*** Input records Section Begins ***
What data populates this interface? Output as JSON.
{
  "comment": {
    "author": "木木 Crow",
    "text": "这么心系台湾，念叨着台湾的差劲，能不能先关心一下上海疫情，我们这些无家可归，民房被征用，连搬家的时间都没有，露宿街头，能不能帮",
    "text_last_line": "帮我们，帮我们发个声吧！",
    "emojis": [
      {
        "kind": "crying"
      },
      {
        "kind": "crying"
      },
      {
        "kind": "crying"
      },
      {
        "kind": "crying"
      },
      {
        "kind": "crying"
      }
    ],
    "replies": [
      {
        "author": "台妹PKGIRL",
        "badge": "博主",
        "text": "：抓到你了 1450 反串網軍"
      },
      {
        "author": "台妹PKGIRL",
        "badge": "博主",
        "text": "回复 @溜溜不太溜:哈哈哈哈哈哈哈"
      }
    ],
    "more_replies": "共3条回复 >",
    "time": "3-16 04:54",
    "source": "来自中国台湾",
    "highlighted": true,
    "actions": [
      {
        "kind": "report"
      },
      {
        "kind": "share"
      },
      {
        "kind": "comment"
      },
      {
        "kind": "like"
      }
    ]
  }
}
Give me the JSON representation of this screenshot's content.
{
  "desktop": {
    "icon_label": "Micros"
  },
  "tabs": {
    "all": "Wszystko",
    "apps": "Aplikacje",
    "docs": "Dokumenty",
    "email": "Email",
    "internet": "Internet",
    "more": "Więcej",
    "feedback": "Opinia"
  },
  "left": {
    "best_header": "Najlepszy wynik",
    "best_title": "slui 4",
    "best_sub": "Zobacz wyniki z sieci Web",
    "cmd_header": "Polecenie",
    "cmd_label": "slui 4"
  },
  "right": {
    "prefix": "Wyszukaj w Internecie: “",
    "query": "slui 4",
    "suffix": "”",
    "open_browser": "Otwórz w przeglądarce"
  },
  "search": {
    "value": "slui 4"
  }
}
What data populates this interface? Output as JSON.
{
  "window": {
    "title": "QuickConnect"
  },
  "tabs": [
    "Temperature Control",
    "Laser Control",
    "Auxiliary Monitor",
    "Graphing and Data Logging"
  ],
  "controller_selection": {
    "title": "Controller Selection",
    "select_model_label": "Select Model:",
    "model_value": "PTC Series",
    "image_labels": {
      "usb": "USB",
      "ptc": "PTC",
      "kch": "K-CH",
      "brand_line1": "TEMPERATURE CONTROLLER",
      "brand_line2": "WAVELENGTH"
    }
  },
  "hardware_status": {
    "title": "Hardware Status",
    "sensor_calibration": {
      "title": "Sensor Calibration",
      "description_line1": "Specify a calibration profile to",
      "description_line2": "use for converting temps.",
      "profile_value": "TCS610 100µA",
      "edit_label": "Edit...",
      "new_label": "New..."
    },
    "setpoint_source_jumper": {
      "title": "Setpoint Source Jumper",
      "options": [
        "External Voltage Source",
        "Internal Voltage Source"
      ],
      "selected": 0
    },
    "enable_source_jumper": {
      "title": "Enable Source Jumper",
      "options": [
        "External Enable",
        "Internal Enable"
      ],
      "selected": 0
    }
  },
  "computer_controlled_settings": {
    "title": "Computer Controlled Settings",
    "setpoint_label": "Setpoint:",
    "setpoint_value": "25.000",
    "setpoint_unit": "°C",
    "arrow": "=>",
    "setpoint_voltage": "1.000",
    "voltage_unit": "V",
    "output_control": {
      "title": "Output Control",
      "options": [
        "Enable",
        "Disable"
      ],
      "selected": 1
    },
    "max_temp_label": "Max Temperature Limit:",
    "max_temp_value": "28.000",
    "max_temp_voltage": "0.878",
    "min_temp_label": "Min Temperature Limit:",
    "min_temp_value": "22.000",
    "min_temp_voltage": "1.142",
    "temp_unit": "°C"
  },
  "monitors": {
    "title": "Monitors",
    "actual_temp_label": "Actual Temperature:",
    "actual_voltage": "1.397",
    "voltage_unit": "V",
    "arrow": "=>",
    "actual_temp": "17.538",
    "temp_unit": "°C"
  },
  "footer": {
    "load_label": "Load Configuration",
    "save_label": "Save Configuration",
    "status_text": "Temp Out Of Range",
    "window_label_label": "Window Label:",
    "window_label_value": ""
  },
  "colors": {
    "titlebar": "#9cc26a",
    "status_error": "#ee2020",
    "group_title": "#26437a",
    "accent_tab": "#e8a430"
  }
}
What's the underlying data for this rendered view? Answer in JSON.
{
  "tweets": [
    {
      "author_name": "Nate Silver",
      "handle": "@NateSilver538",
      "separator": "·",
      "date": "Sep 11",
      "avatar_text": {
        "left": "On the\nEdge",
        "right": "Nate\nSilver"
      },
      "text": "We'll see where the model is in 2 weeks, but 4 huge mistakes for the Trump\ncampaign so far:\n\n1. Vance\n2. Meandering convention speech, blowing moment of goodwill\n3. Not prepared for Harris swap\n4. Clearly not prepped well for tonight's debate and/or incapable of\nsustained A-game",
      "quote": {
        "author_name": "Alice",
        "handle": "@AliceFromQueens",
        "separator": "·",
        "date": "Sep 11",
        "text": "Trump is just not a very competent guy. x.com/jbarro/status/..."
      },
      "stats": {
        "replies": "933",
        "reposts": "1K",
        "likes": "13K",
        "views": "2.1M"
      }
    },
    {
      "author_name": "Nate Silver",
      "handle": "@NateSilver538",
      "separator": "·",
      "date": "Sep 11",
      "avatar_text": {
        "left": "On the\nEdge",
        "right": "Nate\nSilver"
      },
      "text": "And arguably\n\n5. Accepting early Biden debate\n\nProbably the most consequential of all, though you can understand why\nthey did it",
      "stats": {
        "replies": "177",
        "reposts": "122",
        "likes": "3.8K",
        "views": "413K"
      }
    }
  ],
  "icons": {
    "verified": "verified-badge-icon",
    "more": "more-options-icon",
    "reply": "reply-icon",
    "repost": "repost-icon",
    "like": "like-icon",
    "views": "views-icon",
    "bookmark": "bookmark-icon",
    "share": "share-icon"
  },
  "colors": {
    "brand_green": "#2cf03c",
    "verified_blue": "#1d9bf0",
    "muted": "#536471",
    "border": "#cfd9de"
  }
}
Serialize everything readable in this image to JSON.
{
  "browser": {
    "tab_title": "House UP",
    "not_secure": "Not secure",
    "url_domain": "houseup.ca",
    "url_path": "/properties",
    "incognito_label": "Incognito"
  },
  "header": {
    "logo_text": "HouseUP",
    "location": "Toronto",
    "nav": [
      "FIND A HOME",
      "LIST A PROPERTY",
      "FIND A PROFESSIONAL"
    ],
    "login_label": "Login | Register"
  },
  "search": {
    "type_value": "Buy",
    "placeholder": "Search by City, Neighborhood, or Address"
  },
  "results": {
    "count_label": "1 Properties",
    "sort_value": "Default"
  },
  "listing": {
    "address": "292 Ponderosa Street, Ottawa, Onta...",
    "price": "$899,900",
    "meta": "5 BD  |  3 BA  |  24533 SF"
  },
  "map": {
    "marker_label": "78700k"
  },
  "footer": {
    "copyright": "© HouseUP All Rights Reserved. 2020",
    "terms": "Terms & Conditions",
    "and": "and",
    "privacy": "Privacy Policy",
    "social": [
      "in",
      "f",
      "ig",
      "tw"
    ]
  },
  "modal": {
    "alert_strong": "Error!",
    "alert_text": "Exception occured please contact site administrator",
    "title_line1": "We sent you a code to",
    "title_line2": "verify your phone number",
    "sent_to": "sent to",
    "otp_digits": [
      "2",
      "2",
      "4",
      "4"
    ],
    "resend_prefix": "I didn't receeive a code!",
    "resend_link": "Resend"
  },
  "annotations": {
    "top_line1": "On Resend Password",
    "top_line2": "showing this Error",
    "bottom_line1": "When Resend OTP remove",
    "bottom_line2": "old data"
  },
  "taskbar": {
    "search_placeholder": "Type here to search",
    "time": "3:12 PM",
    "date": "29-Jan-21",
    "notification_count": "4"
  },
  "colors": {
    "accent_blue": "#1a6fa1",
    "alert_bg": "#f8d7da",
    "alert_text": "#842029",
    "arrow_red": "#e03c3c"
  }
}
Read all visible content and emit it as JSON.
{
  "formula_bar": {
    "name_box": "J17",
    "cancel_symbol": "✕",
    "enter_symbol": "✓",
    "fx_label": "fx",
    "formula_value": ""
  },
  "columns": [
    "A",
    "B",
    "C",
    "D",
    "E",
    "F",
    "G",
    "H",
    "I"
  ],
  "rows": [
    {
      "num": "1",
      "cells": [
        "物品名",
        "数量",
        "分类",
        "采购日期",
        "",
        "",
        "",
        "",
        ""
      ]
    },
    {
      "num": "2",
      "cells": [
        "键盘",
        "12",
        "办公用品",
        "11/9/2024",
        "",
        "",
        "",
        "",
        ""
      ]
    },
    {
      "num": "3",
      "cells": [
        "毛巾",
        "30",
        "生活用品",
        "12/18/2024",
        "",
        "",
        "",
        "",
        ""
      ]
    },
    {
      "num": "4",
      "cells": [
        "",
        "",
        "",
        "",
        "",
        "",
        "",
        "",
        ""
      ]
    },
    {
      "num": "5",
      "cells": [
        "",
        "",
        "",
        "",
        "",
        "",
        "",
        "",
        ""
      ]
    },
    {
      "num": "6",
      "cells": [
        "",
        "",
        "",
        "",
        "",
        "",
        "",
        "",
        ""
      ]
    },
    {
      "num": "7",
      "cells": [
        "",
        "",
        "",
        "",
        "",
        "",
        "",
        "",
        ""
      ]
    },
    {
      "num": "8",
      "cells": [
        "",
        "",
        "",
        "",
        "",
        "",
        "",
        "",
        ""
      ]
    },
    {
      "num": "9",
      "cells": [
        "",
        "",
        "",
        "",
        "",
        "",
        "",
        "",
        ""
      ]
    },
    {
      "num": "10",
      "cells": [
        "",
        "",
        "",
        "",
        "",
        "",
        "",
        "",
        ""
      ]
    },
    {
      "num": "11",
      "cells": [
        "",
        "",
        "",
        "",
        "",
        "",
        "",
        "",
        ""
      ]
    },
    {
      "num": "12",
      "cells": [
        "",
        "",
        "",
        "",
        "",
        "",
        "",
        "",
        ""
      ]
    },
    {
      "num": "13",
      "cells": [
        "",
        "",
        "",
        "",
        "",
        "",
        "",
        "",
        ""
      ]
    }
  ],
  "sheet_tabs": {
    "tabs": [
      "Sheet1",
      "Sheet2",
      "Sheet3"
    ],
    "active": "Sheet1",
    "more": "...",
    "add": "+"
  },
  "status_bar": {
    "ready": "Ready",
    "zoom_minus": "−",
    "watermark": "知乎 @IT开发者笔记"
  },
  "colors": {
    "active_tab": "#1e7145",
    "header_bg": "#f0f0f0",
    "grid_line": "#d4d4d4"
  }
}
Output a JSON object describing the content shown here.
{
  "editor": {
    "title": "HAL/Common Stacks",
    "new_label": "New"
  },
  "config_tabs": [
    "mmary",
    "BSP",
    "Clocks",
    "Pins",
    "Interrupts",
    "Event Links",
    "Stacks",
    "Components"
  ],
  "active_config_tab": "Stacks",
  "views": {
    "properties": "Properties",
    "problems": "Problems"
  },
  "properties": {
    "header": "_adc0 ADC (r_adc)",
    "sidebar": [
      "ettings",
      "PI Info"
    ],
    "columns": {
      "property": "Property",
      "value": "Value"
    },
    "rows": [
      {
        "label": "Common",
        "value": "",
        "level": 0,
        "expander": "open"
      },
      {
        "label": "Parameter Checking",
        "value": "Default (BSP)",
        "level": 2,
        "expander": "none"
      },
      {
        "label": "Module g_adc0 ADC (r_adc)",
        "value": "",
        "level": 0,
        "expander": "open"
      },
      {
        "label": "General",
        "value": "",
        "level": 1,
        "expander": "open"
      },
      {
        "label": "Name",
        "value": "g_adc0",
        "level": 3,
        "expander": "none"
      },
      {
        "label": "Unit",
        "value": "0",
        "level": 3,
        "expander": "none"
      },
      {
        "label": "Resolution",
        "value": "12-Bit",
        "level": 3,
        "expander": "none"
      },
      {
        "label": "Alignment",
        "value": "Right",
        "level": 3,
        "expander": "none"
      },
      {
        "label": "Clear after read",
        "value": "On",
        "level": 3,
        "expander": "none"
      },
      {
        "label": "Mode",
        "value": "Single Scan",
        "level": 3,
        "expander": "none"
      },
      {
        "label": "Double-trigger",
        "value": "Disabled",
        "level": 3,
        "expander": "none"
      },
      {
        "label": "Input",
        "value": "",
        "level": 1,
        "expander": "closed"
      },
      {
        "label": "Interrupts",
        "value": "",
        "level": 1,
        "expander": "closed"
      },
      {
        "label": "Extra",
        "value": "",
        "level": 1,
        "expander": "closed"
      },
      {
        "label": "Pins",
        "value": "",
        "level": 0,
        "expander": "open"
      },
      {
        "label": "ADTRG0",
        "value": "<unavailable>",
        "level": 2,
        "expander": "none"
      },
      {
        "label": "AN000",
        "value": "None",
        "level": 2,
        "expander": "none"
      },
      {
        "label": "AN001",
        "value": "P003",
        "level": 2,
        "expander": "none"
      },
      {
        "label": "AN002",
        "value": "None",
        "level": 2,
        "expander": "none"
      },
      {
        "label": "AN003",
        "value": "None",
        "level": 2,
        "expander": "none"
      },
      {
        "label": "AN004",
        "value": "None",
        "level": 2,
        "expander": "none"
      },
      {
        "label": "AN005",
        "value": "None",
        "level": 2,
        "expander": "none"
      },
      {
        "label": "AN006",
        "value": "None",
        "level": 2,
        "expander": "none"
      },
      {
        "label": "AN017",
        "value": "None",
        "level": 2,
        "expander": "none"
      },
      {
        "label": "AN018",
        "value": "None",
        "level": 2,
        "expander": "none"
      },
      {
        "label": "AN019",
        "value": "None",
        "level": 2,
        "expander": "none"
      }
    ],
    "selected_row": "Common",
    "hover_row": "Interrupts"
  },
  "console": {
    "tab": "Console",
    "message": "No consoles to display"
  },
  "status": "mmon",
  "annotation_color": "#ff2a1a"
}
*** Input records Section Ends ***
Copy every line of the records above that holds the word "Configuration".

■ Solution to this task
    "load_label": "Load Configuration",
    "save_label": "Save Configuration",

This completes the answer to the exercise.